In June 2003, Gagnon asked that AMS execute an Outside Vendor Agreement (OVA). The OVA included a proprietary rights clause providing, in relevant part, that “Client agrees that all … inventions … produced by Contractor while performing services under this agreement will be the property of Contractor and will be licensed to Client on a non-exclusive basis.” AMS did not sign this proposed agreement. Instead, AMS countered with its own proposal that stated, in relevant part, “Contractor agrees that all … inventions … produced by Contractor while performing services under this agreement will be the sole property of Client. Any source code or intellectual property agreed to and documented as Contractor’s will remain the property of Contractor.” Gagnon did not sign this proposal. By the end of June 2003, AMS terminated Gagnon’s services. AMS offer Gagnon a job, but he declined the offer.
After terminating the agreement, AMS sued Gagnon in California Superior Court alleging, among other things, misappropriation of trade secrets and conversion. Gagnon removed to federal court. After a convoluted procedural history, the district court found that Gagnon had granted AMS an implied, non-exclusive license to use, modify and retain the source code of the programs and thus they did not infringe his copyrights. Gagnon appealed.
The Ninth Circuit looked to its previous ruling in Effects Associates. v. Cohen, which considered the grant of an implied license in the context of movie footage and architectural drawings. The Court said that an implied license is granted when “(1) a person (the licensee) requests the creation of a work, (2) the creator (the licensor) makes that particular work and delivers it to the licensee who requested it, and (3) the licensor intends that the licensee-requestor copy and distribute his work.”
Rejecting Gagnon’s arguments, the Court concluded that the first and second factors in its previous ruling both favored AMS. In determining whether Gagnon intended that AMS copy and distribute the programs, the Court focused on his objective intent at the time he created and delivered the software as manifested by the parties’ conduct.
The Court noted that nothing in the TSA indicates Gagnon’s understanding or intent that continued use of the custom application programming would be prohibited after the TSA terminated.
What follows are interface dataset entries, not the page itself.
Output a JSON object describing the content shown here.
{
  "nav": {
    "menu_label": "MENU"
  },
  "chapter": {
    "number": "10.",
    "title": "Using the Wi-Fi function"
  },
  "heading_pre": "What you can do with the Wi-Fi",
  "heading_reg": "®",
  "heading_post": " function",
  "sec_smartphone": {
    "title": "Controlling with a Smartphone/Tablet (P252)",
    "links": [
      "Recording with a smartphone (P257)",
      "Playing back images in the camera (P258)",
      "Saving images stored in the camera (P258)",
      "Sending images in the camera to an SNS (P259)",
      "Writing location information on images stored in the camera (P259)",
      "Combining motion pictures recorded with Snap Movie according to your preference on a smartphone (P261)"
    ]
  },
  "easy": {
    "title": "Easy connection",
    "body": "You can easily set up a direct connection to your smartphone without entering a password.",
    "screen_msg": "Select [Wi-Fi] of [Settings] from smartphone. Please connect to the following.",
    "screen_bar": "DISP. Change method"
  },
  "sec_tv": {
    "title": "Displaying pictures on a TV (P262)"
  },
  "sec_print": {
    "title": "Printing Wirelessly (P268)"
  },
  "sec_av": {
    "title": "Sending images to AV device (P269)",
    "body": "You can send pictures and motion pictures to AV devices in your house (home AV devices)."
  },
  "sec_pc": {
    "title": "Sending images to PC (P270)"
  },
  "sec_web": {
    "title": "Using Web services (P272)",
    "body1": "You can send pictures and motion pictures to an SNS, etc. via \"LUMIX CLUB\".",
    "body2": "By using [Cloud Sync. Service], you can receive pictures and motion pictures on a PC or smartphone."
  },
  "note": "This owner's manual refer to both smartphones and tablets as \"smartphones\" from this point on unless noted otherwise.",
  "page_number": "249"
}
Under these circumstances, it defies logic, according to the Court, that AMS would have paid Gagnon for his programming services if AMS could not have used the programs without further payment pursuant to a separate licensing arrangement that was never mentioned in the TSA. The Court also highlighted the fact that Gagnon and AMS did not discuss a licensing agreement until their relationship was ending.
In the end, the Court stated that “[a] belated statement that the programs could not be used after Gagnon’s departure, made after the termination decision and well after the creation and delivery of the programs for which substantial sums were paid, was not sufficient to negate all other objective manifestations of intent to grant AMS an unlimited license.” Thus, the Court affirmed the district court’s ruling that Gagnon granted AMS an unlimited, non-exclusive license to retain, use and modify the software.
Practice Note: Although AMS prevailed on the facts of this case, it is always best practice to define the ownership of intellectual property at the time of contracting.